WHAT THIS TASK INVOLVES |
Each entry that appears below should be restated word for word.

(Element data from apps and pages)

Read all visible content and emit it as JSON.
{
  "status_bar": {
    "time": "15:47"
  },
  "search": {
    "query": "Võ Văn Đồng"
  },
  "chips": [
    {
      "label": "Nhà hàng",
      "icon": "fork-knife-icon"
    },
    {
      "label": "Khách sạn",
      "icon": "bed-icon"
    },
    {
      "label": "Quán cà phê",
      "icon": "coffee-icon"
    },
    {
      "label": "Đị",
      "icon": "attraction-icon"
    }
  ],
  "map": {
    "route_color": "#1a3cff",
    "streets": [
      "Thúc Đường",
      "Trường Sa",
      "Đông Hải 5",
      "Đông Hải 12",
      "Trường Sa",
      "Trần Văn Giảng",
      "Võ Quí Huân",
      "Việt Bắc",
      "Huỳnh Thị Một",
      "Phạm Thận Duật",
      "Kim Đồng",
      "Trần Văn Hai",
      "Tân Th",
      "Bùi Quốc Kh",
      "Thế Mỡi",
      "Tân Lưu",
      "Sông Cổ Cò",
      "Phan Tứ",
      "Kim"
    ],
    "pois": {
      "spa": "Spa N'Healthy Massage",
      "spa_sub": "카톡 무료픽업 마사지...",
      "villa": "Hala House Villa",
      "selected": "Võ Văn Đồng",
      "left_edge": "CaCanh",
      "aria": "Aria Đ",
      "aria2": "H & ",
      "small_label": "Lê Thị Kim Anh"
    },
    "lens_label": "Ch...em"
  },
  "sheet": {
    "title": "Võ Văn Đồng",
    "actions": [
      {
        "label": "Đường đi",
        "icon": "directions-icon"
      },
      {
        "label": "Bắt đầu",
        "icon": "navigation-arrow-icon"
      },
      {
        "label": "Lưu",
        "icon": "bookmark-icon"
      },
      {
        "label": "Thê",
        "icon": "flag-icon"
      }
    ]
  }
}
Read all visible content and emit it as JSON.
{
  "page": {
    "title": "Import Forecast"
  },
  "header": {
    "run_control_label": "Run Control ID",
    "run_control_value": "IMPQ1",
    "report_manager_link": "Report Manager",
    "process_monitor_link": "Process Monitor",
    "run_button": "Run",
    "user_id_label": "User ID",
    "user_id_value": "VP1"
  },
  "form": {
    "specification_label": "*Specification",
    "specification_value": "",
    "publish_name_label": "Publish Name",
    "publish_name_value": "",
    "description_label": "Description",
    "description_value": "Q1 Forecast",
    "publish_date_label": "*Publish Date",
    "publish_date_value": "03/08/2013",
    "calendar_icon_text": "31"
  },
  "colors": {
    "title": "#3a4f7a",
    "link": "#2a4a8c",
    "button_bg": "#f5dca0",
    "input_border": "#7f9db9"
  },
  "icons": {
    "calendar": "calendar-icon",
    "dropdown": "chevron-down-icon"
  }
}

ANSWER TO THE EXERCISE |
Read all visible content and emit it as JSON.
{
  "status_bar": {
    "time": "15:47"
  },
  "search": {
    "query": "Võ Văn Đồng"
  },
  "chips": [
    {
      "label": "Nhà hàng",
      "icon": "fork-knife-icon"
    },
    {
      "label": "Khách sạn",
      "icon": "bed-icon"
    },
    {
      "label": "Quán cà phê",
      "icon": "coffee-icon"
    },
    {
      "label": "Đị",
      "icon": "attraction-icon"
    }
  ],
  "map": {
    "route_color": "#1a3cff",
    "streets": [
      "Thúc Đường",
      "Trường Sa",
      "Đông Hải 5",
      "Đông Hải 12",
      "Trường Sa",
      "Trần Văn Giảng",
      "Võ Quí Huân",
      "Việt Bắc",
      "Huỳnh Thị Một",
      "Phạm Thận Duật",
      "Kim Đồng",
      "Trần Văn Hai",
      "Tân Th",
      "Bùi Quốc Kh",
      "Thế Mỡi",
      "Tân Lưu",
      "Sông Cổ Cò",
      "Phan Tứ",
      "Kim"
    ],
    "pois": {
      "spa": "Spa N'Healthy Massage",
      "spa_sub": "카톡 무료픽업 마사지...",
      "villa": "Hala House Villa",
      "selected": "Võ Văn Đồng",
      "left_edge": "CaCanh",
      "aria": "Aria Đ",
      "aria2": "H & ",
      "small_label": "Lê Thị Kim Anh"
    },
    "lens_label": "Ch...em"
  },
  "sheet": {
    "title": "Võ Văn Đồng",
    "actions": [
      {
        "label": "Đường đi",
        "icon": "directions-icon"
      },
      {
        "label": "Bắt đầu",
        "icon": "navigation-arrow-icon"
      },
      {
        "label": "Lưu",
        "icon": "bookmark-icon"
      },
      {
        "label": "Thê",
        "icon": "flag-icon"
      }
    ]
  }
}
Read all visible content and emit it as JSON.
{
  "page": {
    "title": "Import Forecast"
  },
  "header": {
    "run_control_label": "Run Control ID",
    "run_control_value": "IMPQ1",
    "report_manager_link": "Report Manager",
    "process_monitor_link": "Process Monitor",
    "run_button": "Run",
    "user_id_label": "User ID",
    "user_id_value": "VP1"
  },
  "form": {
    "specification_label": "*Specification",
    "specification_value": "",
    "publish_name_label": "Publish Name",
    "publish_name_value": "",
    "description_label": "Description",
    "description_value": "Q1 Forecast",
    "publish_date_label": "*Publish Date",
    "publish_date_value": "03/08/2013",
    "calendar_icon_text": "31"
  },
  "colors": {
    "title": "#3a4f7a",
    "link": "#2a4a8c",
    "button_bg": "#f5dca0",
    "input_border": "#7f9db9"
  },
  "icons": {
    "calendar": "calendar-icon",
    "dropdown": "chevron-down-icon"
  }
}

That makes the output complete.